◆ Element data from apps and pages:
====================

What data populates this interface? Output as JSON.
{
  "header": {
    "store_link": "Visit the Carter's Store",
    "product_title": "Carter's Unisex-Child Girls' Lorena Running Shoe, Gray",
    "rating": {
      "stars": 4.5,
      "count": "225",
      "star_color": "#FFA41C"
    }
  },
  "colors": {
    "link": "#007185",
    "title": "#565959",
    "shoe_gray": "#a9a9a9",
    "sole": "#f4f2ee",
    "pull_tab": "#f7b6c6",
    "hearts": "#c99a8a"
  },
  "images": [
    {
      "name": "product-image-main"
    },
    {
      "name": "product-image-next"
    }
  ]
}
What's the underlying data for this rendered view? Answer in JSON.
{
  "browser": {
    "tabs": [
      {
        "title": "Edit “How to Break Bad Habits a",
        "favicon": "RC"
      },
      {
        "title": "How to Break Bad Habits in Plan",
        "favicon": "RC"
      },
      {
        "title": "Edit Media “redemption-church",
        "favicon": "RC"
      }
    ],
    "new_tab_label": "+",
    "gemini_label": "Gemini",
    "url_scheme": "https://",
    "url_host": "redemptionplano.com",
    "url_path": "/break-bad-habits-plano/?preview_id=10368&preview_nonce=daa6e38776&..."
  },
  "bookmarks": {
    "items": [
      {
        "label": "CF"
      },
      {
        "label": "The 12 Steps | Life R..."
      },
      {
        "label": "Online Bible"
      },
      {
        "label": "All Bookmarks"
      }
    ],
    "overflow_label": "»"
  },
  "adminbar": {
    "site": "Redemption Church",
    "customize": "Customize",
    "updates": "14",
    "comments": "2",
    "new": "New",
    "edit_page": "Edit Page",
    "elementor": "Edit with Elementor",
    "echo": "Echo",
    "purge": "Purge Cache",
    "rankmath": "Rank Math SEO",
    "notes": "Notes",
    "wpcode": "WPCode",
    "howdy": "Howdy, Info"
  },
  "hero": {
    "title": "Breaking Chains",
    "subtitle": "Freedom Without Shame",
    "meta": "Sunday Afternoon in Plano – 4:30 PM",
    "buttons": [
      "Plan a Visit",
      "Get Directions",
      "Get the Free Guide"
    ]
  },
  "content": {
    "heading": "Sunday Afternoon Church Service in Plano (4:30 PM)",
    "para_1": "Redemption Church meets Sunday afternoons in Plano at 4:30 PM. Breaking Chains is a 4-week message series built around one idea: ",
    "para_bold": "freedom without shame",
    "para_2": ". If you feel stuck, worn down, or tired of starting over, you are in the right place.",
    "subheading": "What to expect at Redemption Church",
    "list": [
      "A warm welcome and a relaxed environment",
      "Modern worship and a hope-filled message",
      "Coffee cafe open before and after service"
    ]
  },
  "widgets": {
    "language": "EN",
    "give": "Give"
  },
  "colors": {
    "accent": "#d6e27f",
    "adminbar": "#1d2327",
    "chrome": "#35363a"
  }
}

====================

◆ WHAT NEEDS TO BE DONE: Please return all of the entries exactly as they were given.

◆ ANSWER SECTION:
What data populates this interface? Output as JSON.
{
  "header": {
    "store_link": "Visit the Carter's Store",
    "product_title": "Carter's Unisex-Child Girls' Lorena Running Shoe, Gray",
    "rating": {
      "stars": 4.5,
      "count": "225",
      "star_color": "#FFA41C"
    }
  },
  "colors": {
    "link": "#007185",
    "title": "#565959",
    "shoe_gray": "#a9a9a9",
    "sole": "#f4f2ee",
    "pull_tab": "#f7b6c6",
    "hearts": "#c99a8a"
  },
  "images": [
    {
      "name": "product-image-main"
    },
    {
      "name": "product-image-next"
    }
  ]
}
What's the underlying data for this rendered view? Answer in JSON.
{
  "browser": {
    "tabs": [
      {
        "title": "Edit “How to Break Bad Habits a",
        "favicon": "RC"
      },
      {
        "title": "How to Break Bad Habits in Plan",
        "favicon": "RC"
      },
      {
        "title": "Edit Media “redemption-church",
        "favicon": "RC"
      }
    ],
    "new_tab_label": "+",
    "gemini_label": "Gemini",
    "url_scheme": "https://",
    "url_host": "redemptionplano.com",
    "url_path": "/break-bad-habits-plano/?preview_id=10368&preview_nonce=daa6e38776&..."
  },
  "bookmarks": {
    "items": [
      {
        "label": "CF"
      },
      {
        "label": "The 12 Steps | Life R..."
      },
      {
        "label": "Online Bible"
      },
      {
        "label": "All Bookmarks"
      }
    ],
    "overflow_label": "»"
  },
  "adminbar": {
    "site": "Redemption Church",
    "customize": "Customize",
    "updates": "14",
    "comments": "2",
    "new": "New",
    "edit_page": "Edit Page",
    "elementor": "Edit with Elementor",
    "echo": "Echo",
    "purge": "Purge Cache",
    "rankmath": "Rank Math SEO",
    "notes": "Notes",
    "wpcode": "WPCode",
    "howdy": "Howdy, Info"
  },
  "hero": {
    "title": "Breaking Chains",
    "subtitle": "Freedom Without Shame",
    "meta": "Sunday Afternoon in Plano – 4:30 PM",
    "buttons": [
      "Plan a Visit",
      "Get Directions",
      "Get the Free Guide"
    ]
  },
  "content": {
    "heading": "Sunday Afternoon Church Service in Plano (4:30 PM)",
    "para_1": "Redemption Church meets Sunday afternoons in Plano at 4:30 PM. Breaking Chains is a 4-week message series built around one idea: ",
    "para_bold": "freedom without shame",
    "para_2": ". If you feel stuck, worn down, or tired of starting over, you are in the right place.",
    "subheading": "What to expect at Redemption Church",
    "list": [
      "A warm welcome and a relaxed environment",
      "Modern worship and a hope-filled message",
      "Coffee cafe open before and after service"
    ]
  },
  "widgets": {
    "language": "EN",
    "give": "Give"
  },
  "colors": {
    "accent": "#d6e27f",
    "adminbar": "#1d2327",
    "chrome": "#35363a"
  }
}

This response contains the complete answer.